single-handedly kept that feeling in check.
that occur in the mountains tend to be more obliging than their lowland
counterparts. Add a seemingly endless supply of food into the mix and you will find
yourself enjoying rather intimate observations that would otherwise not be
the Little Cuckoo-doves, the Black-thighed Falconet forages or more accurately,
hunts with deadly precision. I must admit the hunts are nothing as spectacular
as the larger falcons’ but they are still quite a sight.
it is a known birding hotspot, one is not guaranteed a rewarding excursion
every single time. Nothing in birding ever is. A flock of Hume’s White-eyes
with their cheerful calls and active nature is rather difficult to be
overlooked during my brief birding endeavours beyond the bungalow grounds. The conditions
under the lush forest canopy made photography challenging and a stroke of good
fortune produced this decent capture of a resting individual.
vocalization gave away the presence of Buff-breasted Babblers skulking away in
the undergrowth. Patience and determination provided brief glimpses into their secretive
world. Mist and poor lighting may appeal to some as it provides the mountainside
feel. However, I greeted them with profanities because they hindered my efforts
to capture the babblers significantly.
is always a treat to be serenaded by the sweet repertoires of the Oriental
Magpie-Robin. However, I did not put in much effort to photograph this songster
as I was constantly distracted by other species present. This is, after all, a
birding site rivalled by few in Peninsular Malaysia.
migratory Grey Wagtail foraging along the edge of a manmade pond briefly held
my attention. But the distance and restless nature of this individual were
unlikely to improve the encounter if I had decided not to withdraw my efforts.
to wrap things up for this revisit to a beloved birding ground is this image of
a Tiger Shrike with its most vital parts concealed by the vegetation. No one

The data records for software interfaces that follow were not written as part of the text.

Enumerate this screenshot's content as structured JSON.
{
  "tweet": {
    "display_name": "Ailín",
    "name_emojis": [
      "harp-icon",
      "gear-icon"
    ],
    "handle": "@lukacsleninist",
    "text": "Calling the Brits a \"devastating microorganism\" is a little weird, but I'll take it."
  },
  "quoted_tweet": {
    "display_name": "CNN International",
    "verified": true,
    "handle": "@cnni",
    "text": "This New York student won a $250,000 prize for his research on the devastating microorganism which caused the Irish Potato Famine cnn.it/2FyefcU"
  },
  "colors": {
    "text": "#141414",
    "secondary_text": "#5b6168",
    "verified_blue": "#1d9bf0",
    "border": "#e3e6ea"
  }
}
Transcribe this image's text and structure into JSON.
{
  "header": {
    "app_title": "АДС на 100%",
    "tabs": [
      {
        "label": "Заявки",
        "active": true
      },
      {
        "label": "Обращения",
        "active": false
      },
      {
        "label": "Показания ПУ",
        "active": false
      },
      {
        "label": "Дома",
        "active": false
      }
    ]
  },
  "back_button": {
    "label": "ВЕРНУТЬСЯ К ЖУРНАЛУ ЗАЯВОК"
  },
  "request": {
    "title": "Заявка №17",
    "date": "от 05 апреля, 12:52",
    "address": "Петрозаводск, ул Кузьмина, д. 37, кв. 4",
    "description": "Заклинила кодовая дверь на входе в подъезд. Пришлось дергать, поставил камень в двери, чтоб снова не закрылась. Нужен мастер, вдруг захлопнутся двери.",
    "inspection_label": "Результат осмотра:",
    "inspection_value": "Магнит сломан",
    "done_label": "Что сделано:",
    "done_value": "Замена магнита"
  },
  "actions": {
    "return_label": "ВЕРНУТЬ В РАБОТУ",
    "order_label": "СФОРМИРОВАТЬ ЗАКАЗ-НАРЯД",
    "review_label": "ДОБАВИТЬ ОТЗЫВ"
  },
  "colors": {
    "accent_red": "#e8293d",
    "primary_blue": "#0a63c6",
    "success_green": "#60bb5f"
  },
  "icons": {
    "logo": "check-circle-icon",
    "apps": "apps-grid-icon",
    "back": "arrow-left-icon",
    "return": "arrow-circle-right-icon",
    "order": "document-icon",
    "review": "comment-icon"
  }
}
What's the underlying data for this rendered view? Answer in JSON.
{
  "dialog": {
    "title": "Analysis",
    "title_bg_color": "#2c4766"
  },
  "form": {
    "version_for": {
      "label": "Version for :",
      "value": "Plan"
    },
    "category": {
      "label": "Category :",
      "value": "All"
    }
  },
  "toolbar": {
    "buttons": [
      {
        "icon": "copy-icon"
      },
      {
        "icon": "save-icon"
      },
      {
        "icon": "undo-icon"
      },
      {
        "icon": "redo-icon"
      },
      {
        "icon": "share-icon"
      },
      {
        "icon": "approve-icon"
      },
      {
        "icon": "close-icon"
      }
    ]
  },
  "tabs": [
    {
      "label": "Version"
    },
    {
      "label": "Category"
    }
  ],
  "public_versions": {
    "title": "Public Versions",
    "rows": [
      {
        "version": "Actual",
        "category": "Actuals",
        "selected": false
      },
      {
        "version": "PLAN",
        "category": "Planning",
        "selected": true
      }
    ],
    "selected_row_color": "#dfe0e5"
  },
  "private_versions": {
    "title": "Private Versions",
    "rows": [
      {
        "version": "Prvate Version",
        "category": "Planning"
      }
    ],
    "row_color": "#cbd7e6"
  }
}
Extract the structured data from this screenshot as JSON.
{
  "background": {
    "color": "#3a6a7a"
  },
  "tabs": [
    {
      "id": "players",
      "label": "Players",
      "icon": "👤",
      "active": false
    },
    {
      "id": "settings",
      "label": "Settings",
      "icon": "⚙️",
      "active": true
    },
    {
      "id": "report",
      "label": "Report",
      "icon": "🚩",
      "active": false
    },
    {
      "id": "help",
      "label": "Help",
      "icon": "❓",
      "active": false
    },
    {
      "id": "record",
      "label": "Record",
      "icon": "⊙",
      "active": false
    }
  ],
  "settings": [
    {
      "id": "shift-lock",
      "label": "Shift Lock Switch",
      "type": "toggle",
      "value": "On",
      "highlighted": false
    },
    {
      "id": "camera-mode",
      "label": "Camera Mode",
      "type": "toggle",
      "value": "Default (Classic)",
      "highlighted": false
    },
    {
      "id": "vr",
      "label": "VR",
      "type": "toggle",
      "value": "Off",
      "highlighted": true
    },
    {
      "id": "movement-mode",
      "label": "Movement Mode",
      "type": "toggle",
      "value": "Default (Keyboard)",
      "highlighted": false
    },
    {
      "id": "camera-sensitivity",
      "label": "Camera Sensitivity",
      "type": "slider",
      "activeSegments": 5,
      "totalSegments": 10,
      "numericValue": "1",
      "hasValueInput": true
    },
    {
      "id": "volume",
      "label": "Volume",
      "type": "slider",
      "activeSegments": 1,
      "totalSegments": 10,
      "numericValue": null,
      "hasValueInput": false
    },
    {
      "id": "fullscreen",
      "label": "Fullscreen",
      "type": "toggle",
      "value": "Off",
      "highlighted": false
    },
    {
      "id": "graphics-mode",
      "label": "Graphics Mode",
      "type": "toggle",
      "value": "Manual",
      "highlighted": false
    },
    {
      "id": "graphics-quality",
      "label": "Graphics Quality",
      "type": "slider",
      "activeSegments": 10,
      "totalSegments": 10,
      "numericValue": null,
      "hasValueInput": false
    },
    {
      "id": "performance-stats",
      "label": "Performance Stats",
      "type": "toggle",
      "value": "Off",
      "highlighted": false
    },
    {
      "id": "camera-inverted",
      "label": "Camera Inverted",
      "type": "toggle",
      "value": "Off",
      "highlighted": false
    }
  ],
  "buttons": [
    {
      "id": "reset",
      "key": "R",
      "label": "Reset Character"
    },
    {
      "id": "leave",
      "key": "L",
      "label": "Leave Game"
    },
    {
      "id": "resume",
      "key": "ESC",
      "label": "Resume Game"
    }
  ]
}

ever said birding or bird photography is always easy. But I guess that is beauty
of the birding as it keeps you coming back for more.